RePower LA’s vision is for a Los Angeles that has a strong, sustainable power grid that makes energy accessible to all Angelenos. That’s why we are advocating for a community solar program that serves renters, low-income Los Angeles Department of Water and Power ratepayers.
Though LADWP’s Rooftop Solar program was approved by the Board of Commissioners in 2016, only homeowners with roofs in great condition (or who are able to afford the upfront cost of roof repairs) can qualify. Communities that have been historically underserved, especially low-income neighborhoods and communities of color, are often effectively excluded from the program.
In 2017, our coalition was awarded a Department of Energy “Solar in Your Community” technical assistance grant to develop a community solar pilot program that can reach more ratepayers. . We are working with LADWP to create a plan with a focus on scalability and equity.
Expanding the amount of solar plugged into LADWP’s grid would be a boon for our public utility. LADWP would not only emerge as a clean energy leader; our utility would also become more financially sustainable over time and strengthening the resiliency of the power grid for the whole city.
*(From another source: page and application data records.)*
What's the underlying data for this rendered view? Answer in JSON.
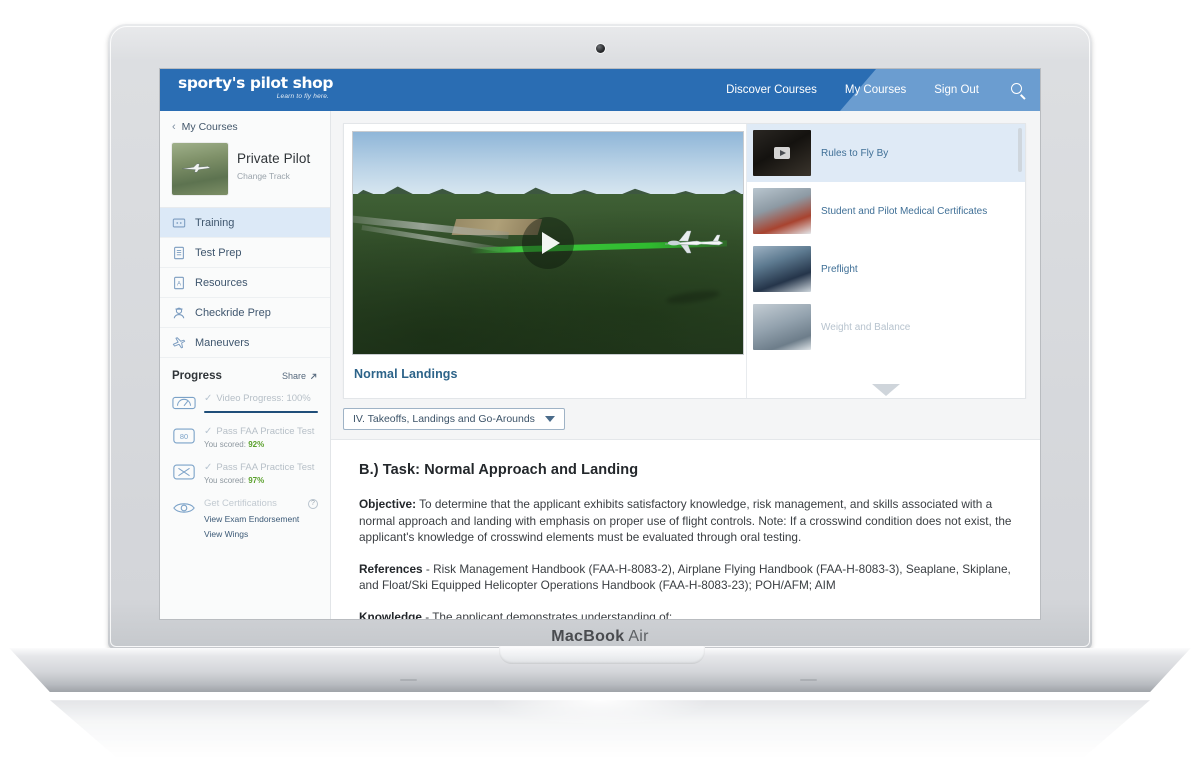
{
  "device": {
    "model_main": "MacBook",
    "model_sub": "Air"
  },
  "header": {
    "logo_main": "sporty's pilot shop",
    "logo_tagline": "Learn to fly here.",
    "nav": [
      {
        "label": "Discover Courses"
      },
      {
        "label": "My Courses"
      },
      {
        "label": "Sign Out"
      }
    ],
    "search_icon": "search-icon",
    "color_primary": "#2a6db3",
    "color_secondary": "#6b9dd0"
  },
  "sidebar": {
    "breadcrumb": "My Courses",
    "breadcrumb_chevron": "‹",
    "course": {
      "title": "Private Pilot",
      "change_track": "Change Track"
    },
    "nav_items": [
      {
        "label": "Training",
        "icon": "video-icon",
        "active": true
      },
      {
        "label": "Test Prep",
        "icon": "list-icon",
        "active": false
      },
      {
        "label": "Resources",
        "icon": "pdf-icon",
        "active": false
      },
      {
        "label": "Checkride Prep",
        "icon": "pilot-icon",
        "active": false
      },
      {
        "label": "Maneuvers",
        "icon": "airplane-icon",
        "active": false
      }
    ],
    "progress": {
      "title": "Progress",
      "share_label": "Share",
      "share_icon": "external-link-icon",
      "rows": [
        {
          "label": "Video Progress: 100%",
          "icon": "video-progress-icon",
          "check": "✓",
          "bar_percent": 100
        },
        {
          "label": "Pass FAA Practice Test",
          "icon": "score-80-icon",
          "check": "✓",
          "score_prefix": "You scored:",
          "score": "92%"
        },
        {
          "label": "Pass FAA Practice Test",
          "icon": "score-2-icon",
          "check": "✓",
          "score_prefix": "You scored:",
          "score": "97%"
        },
        {
          "label": "Get Certifications",
          "icon": "certification-icon",
          "info_icon": "info-icon",
          "links": [
            "View Exam Endorsement",
            "View Wings"
          ]
        }
      ],
      "score_color": "#5aa02c",
      "bar_color": "#1f4e79"
    }
  },
  "main": {
    "video": {
      "title": "Normal Landings",
      "play_icon": "play-icon"
    },
    "playlist": [
      {
        "label": "Rules to Fly By",
        "active": true,
        "has_play": true
      },
      {
        "label": "Student and Pilot Medical Certificates",
        "active": false,
        "has_play": false
      },
      {
        "label": "Preflight",
        "active": false,
        "has_play": false
      },
      {
        "label": "Weight and Balance",
        "active": false,
        "has_play": false
      }
    ],
    "playlist_more_icon": "chevron-down-icon",
    "selector": {
      "value": "IV. Takeoffs, Landings and Go-Arounds",
      "caret_icon": "caret-down-icon"
    },
    "content": {
      "heading": "B.) Task: Normal Approach and Landing",
      "paragraphs": [
        {
          "lead": "Objective:",
          "text": " To determine that the applicant exhibits satisfactory knowledge, risk management, and skills associated with a normal approach and landing with emphasis on proper use of flight controls. Note: If a crosswind condition does not exist, the applicant's knowledge of crosswind elements must be evaluated through oral testing."
        },
        {
          "lead": "References",
          "text": " - Risk Management Handbook (FAA-H-8083-2), Airplane Flying Handbook (FAA-H-8083-3), Seaplane, Skiplane, and Float/Ski Equipped Helicopter Operations Handbook (FAA-H-8083-23); POH/AFM; AIM"
        },
        {
          "lead": "Knowledge",
          "text": " - The applicant demonstrates understanding of:"
        }
      ]
    }
  }
}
A strong community solar program would also help reduce our reliance on fossil fuels that increase pollution and hasten global warming. Community solar would produce 40 megawatts of power, making it one of the largest community solar initiatives in the nation. It would generate enough energy to power 10,000 homes and reduce the city’s carbon emissions and pollution by 45,000 metric tons — the equivalent of taking 8,743 cars off the road annually.
In 2018, we won Shared Solar! The largest public solar energy pilot program in the country, 13,000 Angelenos will be able to access solar energy in their public utility. The program includes electric vehicle chargers in neighborhoods of all economic backgrounds, and the solar panels will be installed by UPCT apprentices. The program’s budget was tripled before it was passed, with RePower succeeding to convince LADWP’s oversight board to downsize their plans for the natural gas plant in Utah, the Intermountain Power Project (IPP).